The Villelongue Cistercian monastery was first established on the lands of the neighbouring county of Saissac, before being transferred to its present location, around the 12th century: a donation was granted in 1149 to the Cistercian Order, and to Guillaume, a monk who came, with 12 companions, from the abbey of Bonnefont de Comminges. Construction of the monastery began in 1180.
At the beginning of the 13th century, Simon de Montfort rewarded the monks of the Abbey of Villelongue for taking position against the Cathars: he gave them much land as well as the village of Saint-Martin. Villelongue then became a very rich and powerful abbey. Later on, the abbey profited from the King of France's protection.
Weakened by the plague during the 14th Century, then by internal wars during the 15th century, the abbey slowly declined until the French Revolution when it was sold as state property and transformed into a farming property. The domain was thus divided into 2 parts: on one side, the abbey's ruins and on the other, a group of dwellings, in what had probably been the residential area of the former abbey.

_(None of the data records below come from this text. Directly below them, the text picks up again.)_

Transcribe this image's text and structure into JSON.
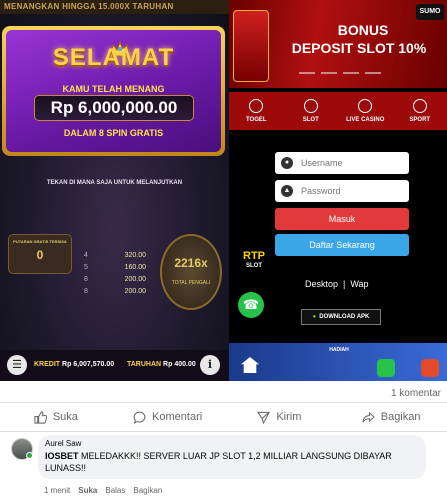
{
  "game": {
    "top_text": "MENANGKAN HINGGA 15.000X TARUHAN",
    "win_title": "SELAMAT",
    "win_message": "KAMU TELAH MENANG",
    "win_amount": "Rp 6,000,000.00",
    "spin_message": "DALAM 8 SPIN GRATIS",
    "tap_continue": "TEKAN DI MANA SAJA UNTUK MELANJUTKAN",
    "free_spins_label": "PUTARAN GRATIS TERSISA",
    "free_spins_value": "0",
    "paytable": [
      {
        "key": "4",
        "value": "320.00"
      },
      {
        "key": "5",
        "value": "160.00"
      },
      {
        "key": "8",
        "value": "200.00"
      },
      {
        "key": "8",
        "value": "200.00"
      }
    ],
    "total_value": "2216x",
    "total_label": "TOTAL PENGALI",
    "credit_label": "KREDIT",
    "credit_value": "Rp 6,007,570.00",
    "bet_label": "TARUHAN",
    "bet_value": "Rp 400.00"
  },
  "site": {
    "logo": "SUMO",
    "banner_title": "BONUS",
    "banner_subtitle": "DEPOSIT SLOT 10%",
    "nav": [
      "TOGEL",
      "SLOT",
      "LIVE CASINO",
      "SPORT"
    ],
    "username_placeholder": "Username",
    "password_placeholder": "Password",
    "login_label": "Masuk",
    "register_label": "Daftar Sekarang",
    "rtp_label": "RTP",
    "rtp_sub": "SLOT",
    "desktop_link": "Desktop",
    "wap_link": "Wap",
    "download_label": "DOWNLOAD APK",
    "strip_label": "HADIAH"
  },
  "facebook": {
    "comment_count": "1 komentar",
    "actions": [
      "Suka",
      "Komentari",
      "Kirim",
      "Bagikan"
    ],
    "comment": {
      "author": "Aurel Saw",
      "brand": "IOSBET",
      "text": " MELEDAKKK!! SERVER LUAR JP SLOT 1,2 MILLIAR LANGSUNG DIBAYAR LUNASS!!",
      "time": "1 menit",
      "like": "Suka",
      "reply": "Balas",
      "share": "Bagikan"
    }
  }
}
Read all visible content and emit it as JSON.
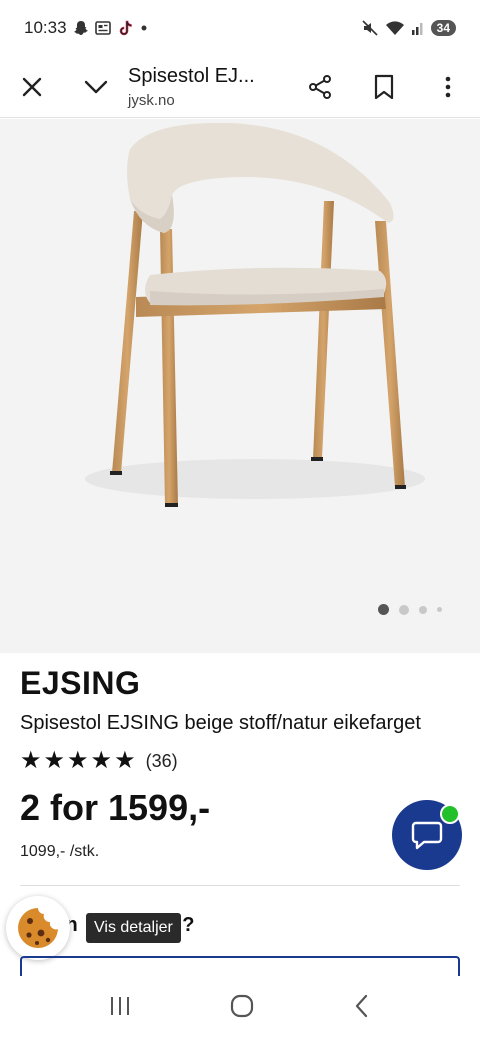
{
  "status_bar": {
    "time": "10:33",
    "battery": "34",
    "left_icons": [
      "snapchat-icon",
      "news-icon",
      "tiktok-icon",
      "dot-icon"
    ],
    "right_icons": [
      "mute-icon",
      "wifi-icon",
      "signal-icon",
      "battery-icon"
    ]
  },
  "browser": {
    "title": "Spisestol EJ...",
    "url": "jysk.no",
    "icons": [
      "close-icon",
      "chevron-down-icon",
      "share-icon",
      "bookmark-icon",
      "more-icon"
    ]
  },
  "gallery": {
    "image": "chair-image",
    "total_images": 4,
    "active_index": 0
  },
  "product": {
    "brand": "EJSING",
    "description": "Spisestol EJSING beige stoff/natur eikefarget",
    "rating": 4.5,
    "review_count": "(36)",
    "price": "2 for 1599,-",
    "unit_price": "1099,- /stk."
  },
  "question": "in          nting?",
  "tooltip": "Vis detaljer",
  "colors": {
    "accent": "#1a3a8f",
    "online": "#22c02a",
    "image_bg": "#f3f3f3"
  }
}
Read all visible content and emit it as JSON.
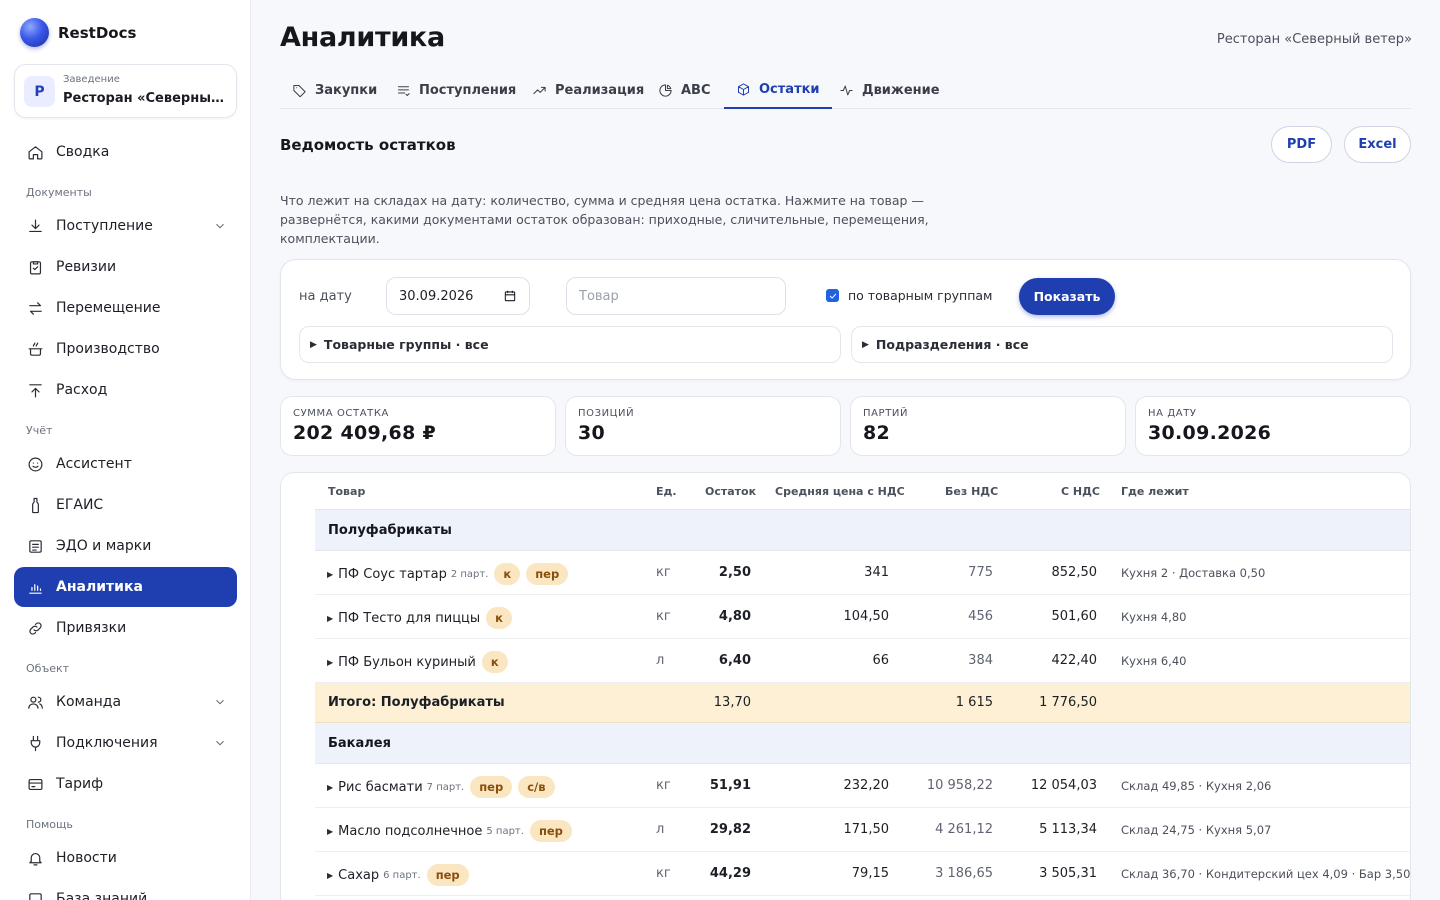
{
  "app": {
    "name": "RestDocs"
  },
  "venue": {
    "label": "Заведение",
    "avatar": "Р",
    "name": "Ресторан «Северный ветер»"
  },
  "sidebar": {
    "items": [
      {
        "label": "Сводка",
        "icon": "home-icon"
      },
      {
        "section": "Документы"
      },
      {
        "label": "Поступление",
        "icon": "download-icon",
        "expandable": true
      },
      {
        "label": "Ревизии",
        "icon": "clipboard-check-icon"
      },
      {
        "label": "Перемещение",
        "icon": "transfer-icon"
      },
      {
        "label": "Производство",
        "icon": "pot-icon"
      },
      {
        "label": "Расход",
        "icon": "upload-icon"
      },
      {
        "section": "Учёт"
      },
      {
        "label": "Ассистент",
        "icon": "assistant-icon"
      },
      {
        "label": "ЕГАИС",
        "icon": "bottle-icon"
      },
      {
        "label": "ЭДО и марки",
        "icon": "document-icon"
      },
      {
        "label": "Аналитика",
        "icon": "bar-chart-icon",
        "active": true
      },
      {
        "label": "Привязки",
        "icon": "link-icon"
      },
      {
        "section": "Объект"
      },
      {
        "label": "Команда",
        "icon": "users-icon",
        "expandable": true
      },
      {
        "label": "Подключения",
        "icon": "plug-icon",
        "expandable": true
      },
      {
        "label": "Тариф",
        "icon": "card-icon"
      },
      {
        "section": "Помощь"
      },
      {
        "label": "Новости",
        "icon": "bell-icon"
      },
      {
        "label": "База знаний",
        "icon": "book-icon"
      }
    ]
  },
  "header": {
    "title": "Аналитика",
    "venue": "Ресторан «Северный ветер»"
  },
  "tabs": [
    {
      "label": "Закупки",
      "icon": "tag-icon"
    },
    {
      "label": "Поступления",
      "icon": "list-icon"
    },
    {
      "label": "Реализация",
      "icon": "trend-up-icon"
    },
    {
      "label": "ABC",
      "icon": "pie-icon"
    },
    {
      "label": "Остатки",
      "icon": "box-icon",
      "active": true
    },
    {
      "label": "Движение",
      "icon": "pulse-icon"
    }
  ],
  "report": {
    "title": "Ведомость остатков",
    "pdf": "PDF",
    "excel": "Excel",
    "description": "Что лежит на складах на дату: количество, сумма и средняя цена остатка. Нажмите на товар — развернётся, какими документами остаток образован: приходные, сличительные, перемещения, комплектации."
  },
  "filters": {
    "date_label": "на дату",
    "date_value": "30.09.2026",
    "search_placeholder": "Товар",
    "group_checkbox_label": "по товарным группам",
    "group_checkbox_checked": true,
    "show_button": "Показать",
    "product_groups": "Товарные группы · все",
    "divisions": "Подразделения · все"
  },
  "stats": [
    {
      "label": "Сумма остатка",
      "value": "202 409,68 ₽"
    },
    {
      "label": "Позиций",
      "value": "30"
    },
    {
      "label": "Партий",
      "value": "82"
    },
    {
      "label": "На дату",
      "value": "30.09.2026"
    }
  ],
  "table": {
    "columns": [
      "Товар",
      "Ед.",
      "Остаток",
      "Средняя цена с НДС",
      "Без НДС",
      "С НДС",
      "Где лежит"
    ],
    "groups": [
      {
        "name": "Полуфабрикаты",
        "rows": [
          {
            "name": "ПФ Соус тартар",
            "parts": "2 парт.",
            "chips": [
              "к",
              "пер"
            ],
            "unit": "кг",
            "qty": "2,50",
            "avg": "341",
            "no_vat": "775",
            "vat": "852,50",
            "where": "Кухня 2 · Доставка 0,50"
          },
          {
            "name": "ПФ Тесто для пиццы",
            "parts": "",
            "chips": [
              "к"
            ],
            "unit": "кг",
            "qty": "4,80",
            "avg": "104,50",
            "no_vat": "456",
            "vat": "501,60",
            "where": "Кухня 4,80"
          },
          {
            "name": "ПФ Бульон куриный",
            "parts": "",
            "chips": [
              "к"
            ],
            "unit": "л",
            "qty": "6,40",
            "avg": "66",
            "no_vat": "384",
            "vat": "422,40",
            "where": "Кухня 6,40"
          }
        ],
        "total": {
          "label": "Итого: Полуфабрикаты",
          "qty": "13,70",
          "no_vat": "1 615",
          "vat": "1 776,50"
        }
      },
      {
        "name": "Бакалея",
        "rows": [
          {
            "name": "Рис басмати",
            "parts": "7 парт.",
            "chips": [
              "пер",
              "с/в"
            ],
            "unit": "кг",
            "qty": "51,91",
            "avg": "232,20",
            "no_vat": "10 958,22",
            "vat": "12 054,03",
            "where": "Склад 49,85 · Кухня 2,06"
          },
          {
            "name": "Масло подсолнечное",
            "parts": "5 парт.",
            "chips": [
              "пер"
            ],
            "unit": "л",
            "qty": "29,82",
            "avg": "171,50",
            "no_vat": "4 261,12",
            "vat": "5 113,34",
            "where": "Склад 24,75 · Кухня 5,07"
          },
          {
            "name": "Сахар",
            "parts": "6 парт.",
            "chips": [
              "пер"
            ],
            "unit": "кг",
            "qty": "44,29",
            "avg": "79,15",
            "no_vat": "3 186,65",
            "vat": "3 505,31",
            "where": "Склад 36,70 · Кондитерский цех 4,09 · Бар 3,50"
          }
        ]
      }
    ]
  },
  "colors": {
    "accent": "#1f3fb0",
    "group_bg": "#eef2fb",
    "total_bg": "#fdf0d4",
    "chip_bg": "#fbe6c2"
  }
}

Since 1916, the successive owners have tried to bring the abbey back to life and started the most urgent restoration. Colonel Maissiat, in 1916, managed to have the abbey listed as an Historic Monument, thus saving it from being sold and preventing the demolition of the southern gallery of the cloister.

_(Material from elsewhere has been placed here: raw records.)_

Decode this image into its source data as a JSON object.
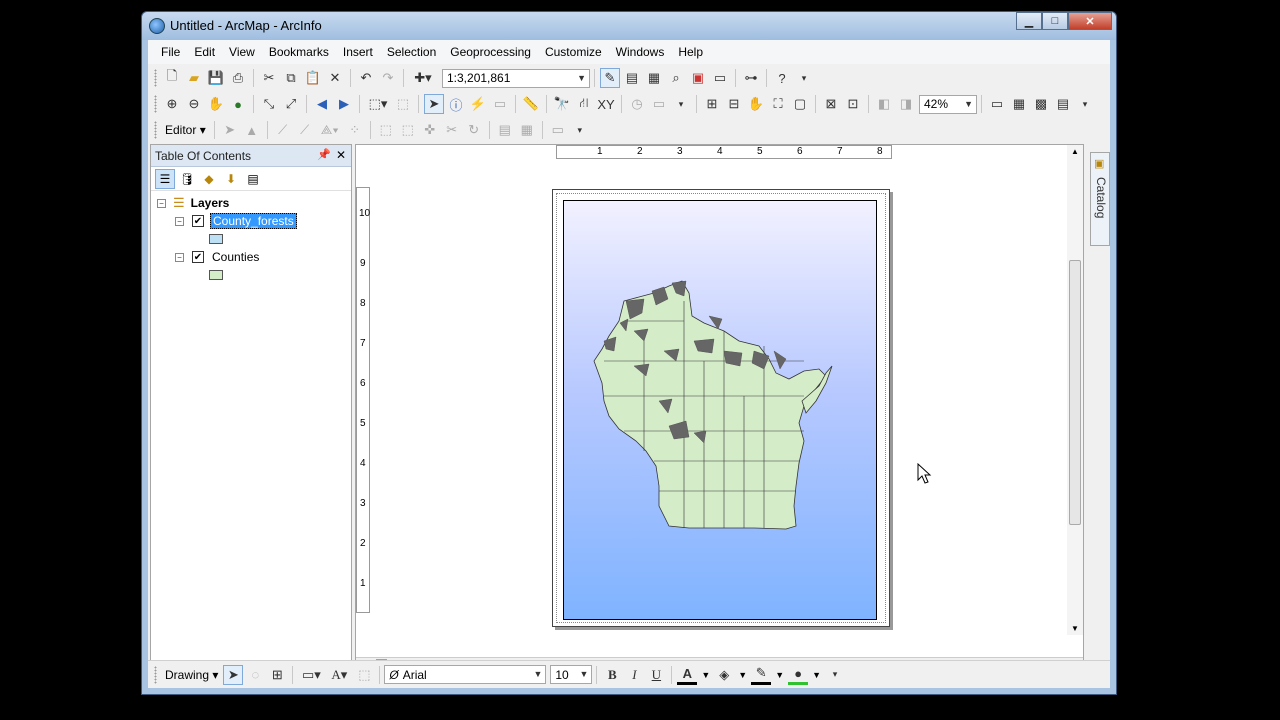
{
  "window": {
    "title": "Untitled - ArcMap - ArcInfo"
  },
  "menu": [
    "File",
    "Edit",
    "View",
    "Bookmarks",
    "Insert",
    "Selection",
    "Geoprocessing",
    "Customize",
    "Windows",
    "Help"
  ],
  "standard_toolbar": {
    "scale": "1:3,201,861"
  },
  "tools_toolbar": {
    "zoom_level": "42%"
  },
  "editor_toolbar": {
    "editor_label": "Editor"
  },
  "toc": {
    "title": "Table Of Contents",
    "root": "Layers",
    "layers": [
      {
        "name": "County_forests",
        "checked": true,
        "selected": true,
        "swatch_color": "#bde0f5"
      },
      {
        "name": "Counties",
        "checked": true,
        "selected": false,
        "swatch_color": "#d5ecc9"
      }
    ]
  },
  "ruler": {
    "horizontal_ticks": [
      "1",
      "2",
      "3",
      "4",
      "5",
      "6",
      "7",
      "8"
    ],
    "vertical_ticks": [
      "10",
      "9",
      "8",
      "7",
      "6",
      "5",
      "4",
      "3",
      "2",
      "1"
    ]
  },
  "catalog_tab": {
    "label": "Catalog"
  },
  "drawing_toolbar": {
    "drawing_label": "Drawing",
    "font": "Arial",
    "size": "10",
    "bold": "B",
    "italic": "I",
    "underline": "U",
    "font_color_letter": "A"
  },
  "colors": {
    "title_bar": "#b3cde8",
    "selection": "#3399ff",
    "county_fill": "#d5ecc9",
    "forest_fill": "#666666",
    "map_bg_top": "#f2f1ff",
    "map_bg_bottom": "#7fb3ff"
  }
}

In 1964, the abbey was acquired by the Eloffe family, who are still the owners today.References:
Redipuglia is the largest Italian Military Sacrarium. It rises up on the western front of the Monte Sei Busi, which, in the First World War was bitterly fought after because, although it was not very high, from its summit it allowed an ample range of access from the West to the first steps of the Karstic table area.
The monumental staircase on which the remains of one hundred thousand fallen soldiers are lined up and which has at its base the monolith of the Duke of Aosta, who was the commanding officer of the third Brigade, and gives an image of a military grouping in the field of a Great Unity with its Commanding Officer at the front. The mortal remains of 100,187 fallen soldiers lie here, 39,857 of them identified and 60,330 unknown.